will need to answer questions about your general health, any medicines, you
are taking, head injuries, recent infections, and other questions about your
ear and neurological system.
Your physician will examine your ears, nose, and throat and do tests of nerve
and balance function. Because the inner ear controls both balance and hearing,
disorders of balance often affect hearing and vice versa. Therefore, your physician
will probably recommend hearing tests (audiograms). The physician might order
skull X rays, a CT or MRI scan of your head, or special tests of eye motion
after warm or cold water is used to stimulate the inner ear (ENG - electronystagmography).
In some cases, blood tests or a cardiology (heart) evaluation might be recommended
Not every patient will require every test. The physician's judgement will
be based on each particular patient. Similarly, the treatments recommended
your physician will depend on the diagnosis.
What Can I Do to Reduce Dizziness?
Avoid rapid changes in position, especially from lying down to standing up
or turning around from one side to the other.
Avoid extremes of head motion (especially looking up) or rapid head motion
(especially turning or twisting).
Eliminate or decrease use of products that impair circulation, e.g. nicotine,
caffeine, and salt.
Minimize your exposure to circumstances that precipitate your dizziness, such
as stress and anxiety or substances to which you are allergic.
Avoid hazardous activities when you are dizzy, such as driving an automobile
or operating dangerous equipment, or climbing a step ladder, etc
What Can I Do for Motion Sickness? Always ride where your eyes will see the
same motion that your body and inner ears feel, e.g. sit in the front seat
of the car and look at the distant scenery; go up on the deck of the ship
and watch the horizon; sit by the window of the airplane and look outside.
In an airplane choose a seat over the wings where the motion is the least.
1. Do not read while traveling if you are subject to motion sickness, and
do not sit in a seat facing backward.
2. Do not watch or talk to another traveler who is having motion sickness.
3. Avoid strong odors and spicy or greasy foods immediately before and during
your travel. Medical research has not yet investigated the effectiveness of
popular folk remedies such as soda crackers and & Seven Up® or cola
syrup over ice.
4. Take one of the varieties of motion sickness medicines before your travel
begins, as recommended by your physician.

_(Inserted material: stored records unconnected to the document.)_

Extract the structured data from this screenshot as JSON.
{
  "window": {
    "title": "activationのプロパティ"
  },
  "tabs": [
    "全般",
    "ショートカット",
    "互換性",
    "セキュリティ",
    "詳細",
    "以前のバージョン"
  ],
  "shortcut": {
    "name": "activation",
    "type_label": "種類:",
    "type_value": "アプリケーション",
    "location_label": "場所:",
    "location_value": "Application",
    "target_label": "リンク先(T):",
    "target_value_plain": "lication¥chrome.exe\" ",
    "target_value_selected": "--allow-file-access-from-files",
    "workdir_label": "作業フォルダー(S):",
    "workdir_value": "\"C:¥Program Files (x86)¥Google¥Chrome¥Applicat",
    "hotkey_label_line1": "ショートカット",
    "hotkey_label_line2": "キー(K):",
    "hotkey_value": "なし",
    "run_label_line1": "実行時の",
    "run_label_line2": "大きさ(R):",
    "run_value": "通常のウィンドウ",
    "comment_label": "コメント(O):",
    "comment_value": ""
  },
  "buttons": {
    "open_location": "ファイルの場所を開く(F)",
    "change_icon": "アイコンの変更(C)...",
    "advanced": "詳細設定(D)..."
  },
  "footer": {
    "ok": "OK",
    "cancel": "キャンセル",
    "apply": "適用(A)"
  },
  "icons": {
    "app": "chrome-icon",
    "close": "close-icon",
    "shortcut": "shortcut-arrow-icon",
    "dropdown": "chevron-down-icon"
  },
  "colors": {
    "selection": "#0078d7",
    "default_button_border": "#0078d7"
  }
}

Some of these medications can be purchased without a prescription (i.e., Dramamine®,
Bonine®, Marezine®, etc.) Stronger medicines such as tranquilizers
and nervous system depressants will require a prescription from your physician.
Some are used in pill or suppository form.
Remember: Most cases of dizziness and motion sickness are mild and self-treatable
disorders. But, severe cases and those that become progressively worse, deserve
the attention of a physician with specialized skills in diseases of the ear,
nose, throat, equilibrium, and neurological systems.
If you have further questions about Dizzness and Motion Sickness, please feel
free to contact our office.
& Motion Sickness
Altitude & Airplanes